- TASK REQUIREMENTS -
Which lines of the records below contain the string "description"? Report each of them.

- DATA EXTRACT -

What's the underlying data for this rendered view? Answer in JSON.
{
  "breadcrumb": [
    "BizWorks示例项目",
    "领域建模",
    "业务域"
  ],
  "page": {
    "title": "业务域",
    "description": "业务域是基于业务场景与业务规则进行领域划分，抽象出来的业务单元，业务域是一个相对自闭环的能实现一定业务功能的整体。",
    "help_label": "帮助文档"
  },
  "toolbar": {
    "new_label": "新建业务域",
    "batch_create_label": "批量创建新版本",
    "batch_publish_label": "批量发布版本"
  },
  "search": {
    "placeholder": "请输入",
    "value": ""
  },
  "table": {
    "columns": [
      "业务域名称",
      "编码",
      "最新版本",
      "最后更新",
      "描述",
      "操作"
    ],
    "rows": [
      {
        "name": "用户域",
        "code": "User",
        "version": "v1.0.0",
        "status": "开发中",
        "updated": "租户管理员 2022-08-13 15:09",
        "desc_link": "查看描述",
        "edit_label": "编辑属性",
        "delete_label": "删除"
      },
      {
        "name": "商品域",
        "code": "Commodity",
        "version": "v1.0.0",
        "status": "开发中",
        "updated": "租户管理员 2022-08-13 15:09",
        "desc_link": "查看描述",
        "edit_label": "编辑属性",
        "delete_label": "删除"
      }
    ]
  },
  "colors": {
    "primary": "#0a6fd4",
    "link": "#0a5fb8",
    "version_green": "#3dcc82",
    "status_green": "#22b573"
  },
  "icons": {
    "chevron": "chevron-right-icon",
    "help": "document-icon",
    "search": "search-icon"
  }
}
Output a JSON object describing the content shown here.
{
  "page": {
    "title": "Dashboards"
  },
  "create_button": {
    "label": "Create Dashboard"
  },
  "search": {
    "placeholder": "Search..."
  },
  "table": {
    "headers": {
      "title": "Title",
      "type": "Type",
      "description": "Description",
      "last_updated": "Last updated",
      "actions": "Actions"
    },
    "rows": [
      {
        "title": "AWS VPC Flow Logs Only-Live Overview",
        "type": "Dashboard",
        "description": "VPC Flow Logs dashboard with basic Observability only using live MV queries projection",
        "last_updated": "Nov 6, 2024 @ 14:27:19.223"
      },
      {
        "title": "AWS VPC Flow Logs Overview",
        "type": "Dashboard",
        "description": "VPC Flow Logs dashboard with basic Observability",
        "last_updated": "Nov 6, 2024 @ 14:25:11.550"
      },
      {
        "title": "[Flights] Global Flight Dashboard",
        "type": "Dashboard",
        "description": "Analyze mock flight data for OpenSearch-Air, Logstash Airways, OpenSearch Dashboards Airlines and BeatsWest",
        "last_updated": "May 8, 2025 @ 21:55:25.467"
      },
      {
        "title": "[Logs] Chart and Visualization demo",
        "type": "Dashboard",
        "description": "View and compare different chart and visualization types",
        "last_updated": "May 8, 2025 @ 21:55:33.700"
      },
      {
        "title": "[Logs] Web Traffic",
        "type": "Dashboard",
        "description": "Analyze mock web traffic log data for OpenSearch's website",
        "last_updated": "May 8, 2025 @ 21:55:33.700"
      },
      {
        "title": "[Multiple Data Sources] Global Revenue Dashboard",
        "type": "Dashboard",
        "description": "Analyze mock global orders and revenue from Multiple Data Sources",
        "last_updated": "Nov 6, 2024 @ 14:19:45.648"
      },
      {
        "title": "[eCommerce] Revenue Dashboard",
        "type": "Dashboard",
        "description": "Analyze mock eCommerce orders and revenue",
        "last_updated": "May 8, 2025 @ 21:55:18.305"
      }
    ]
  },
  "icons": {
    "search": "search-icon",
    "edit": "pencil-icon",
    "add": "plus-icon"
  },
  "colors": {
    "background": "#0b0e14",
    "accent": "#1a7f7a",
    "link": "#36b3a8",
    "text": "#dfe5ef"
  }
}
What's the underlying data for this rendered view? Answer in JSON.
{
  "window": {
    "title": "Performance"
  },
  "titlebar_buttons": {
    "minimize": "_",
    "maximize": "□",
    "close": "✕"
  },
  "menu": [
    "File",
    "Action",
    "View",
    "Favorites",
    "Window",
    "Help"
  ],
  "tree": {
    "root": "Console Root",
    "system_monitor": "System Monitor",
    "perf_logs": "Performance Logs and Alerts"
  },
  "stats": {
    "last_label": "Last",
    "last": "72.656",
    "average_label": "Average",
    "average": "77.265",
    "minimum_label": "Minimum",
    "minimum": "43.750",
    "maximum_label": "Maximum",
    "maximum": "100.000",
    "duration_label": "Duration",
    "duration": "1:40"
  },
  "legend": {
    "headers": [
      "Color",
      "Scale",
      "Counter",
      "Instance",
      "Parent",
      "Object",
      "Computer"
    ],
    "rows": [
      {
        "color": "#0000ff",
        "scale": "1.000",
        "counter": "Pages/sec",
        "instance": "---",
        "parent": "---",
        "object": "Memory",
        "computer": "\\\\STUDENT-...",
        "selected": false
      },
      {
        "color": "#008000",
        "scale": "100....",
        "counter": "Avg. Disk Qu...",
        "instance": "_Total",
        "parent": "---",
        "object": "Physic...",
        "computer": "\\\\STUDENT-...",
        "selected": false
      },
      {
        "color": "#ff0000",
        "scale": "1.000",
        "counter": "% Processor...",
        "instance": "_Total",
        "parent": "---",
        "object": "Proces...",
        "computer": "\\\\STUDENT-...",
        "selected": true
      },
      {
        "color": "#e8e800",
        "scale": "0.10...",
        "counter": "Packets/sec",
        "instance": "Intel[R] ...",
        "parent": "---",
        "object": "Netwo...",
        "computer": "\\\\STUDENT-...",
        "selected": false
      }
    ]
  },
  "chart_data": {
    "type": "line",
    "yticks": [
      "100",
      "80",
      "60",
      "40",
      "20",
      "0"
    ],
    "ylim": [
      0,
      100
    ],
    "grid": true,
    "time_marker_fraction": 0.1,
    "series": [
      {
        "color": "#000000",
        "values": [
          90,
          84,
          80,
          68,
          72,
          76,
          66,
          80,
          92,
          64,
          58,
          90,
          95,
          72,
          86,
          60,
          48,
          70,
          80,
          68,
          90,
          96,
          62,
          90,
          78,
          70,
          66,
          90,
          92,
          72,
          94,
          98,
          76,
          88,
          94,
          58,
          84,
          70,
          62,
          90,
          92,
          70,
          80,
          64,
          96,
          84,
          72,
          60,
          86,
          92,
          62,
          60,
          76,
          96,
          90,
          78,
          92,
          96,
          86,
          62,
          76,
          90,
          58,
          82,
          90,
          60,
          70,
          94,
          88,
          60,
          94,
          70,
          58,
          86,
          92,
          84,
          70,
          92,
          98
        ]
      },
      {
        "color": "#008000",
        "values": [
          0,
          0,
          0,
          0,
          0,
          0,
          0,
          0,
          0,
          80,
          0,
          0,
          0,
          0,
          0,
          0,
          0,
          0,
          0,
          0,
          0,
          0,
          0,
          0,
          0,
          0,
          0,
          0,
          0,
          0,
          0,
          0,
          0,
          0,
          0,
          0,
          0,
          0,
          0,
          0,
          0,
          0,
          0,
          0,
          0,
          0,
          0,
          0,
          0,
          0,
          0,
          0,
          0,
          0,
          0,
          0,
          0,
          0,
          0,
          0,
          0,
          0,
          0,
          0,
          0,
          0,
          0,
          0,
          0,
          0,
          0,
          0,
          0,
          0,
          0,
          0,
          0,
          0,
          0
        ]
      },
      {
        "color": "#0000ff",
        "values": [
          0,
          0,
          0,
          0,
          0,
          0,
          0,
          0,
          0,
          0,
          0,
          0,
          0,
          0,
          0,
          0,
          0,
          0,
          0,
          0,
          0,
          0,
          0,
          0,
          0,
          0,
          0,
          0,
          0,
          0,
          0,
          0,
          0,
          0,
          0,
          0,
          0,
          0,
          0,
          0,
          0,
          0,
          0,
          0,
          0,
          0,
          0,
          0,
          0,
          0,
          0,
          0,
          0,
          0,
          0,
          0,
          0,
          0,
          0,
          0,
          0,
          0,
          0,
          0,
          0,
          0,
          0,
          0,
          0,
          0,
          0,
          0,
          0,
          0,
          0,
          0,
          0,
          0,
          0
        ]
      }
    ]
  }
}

- RESULT -
    "description": "业务域是基于业务场景与业务规则进行领域划分，抽象出来的业务单元，业务域是一个相对自闭环的能实现一定业务功能的整体。",
      "description": "Description",
        "description": "VPC Flow Logs dashboard with basic Observability only using live MV queries projection",
        "description": "VPC Flow Logs dashboard with basic Observability",
        "description": "Analyze mock flight data for OpenSearch-Air, Logstash Airways, OpenSearch Dashboards Airlines and BeatsWest",
        "description": "View and compare different chart and visualization types",
        "description": "Analyze mock web traffic log data for OpenSearch's website",
        "description": "Analyze mock global orders and revenue from Multiple Data Sources",
        "description": "Analyze mock eCommerce orders and revenue",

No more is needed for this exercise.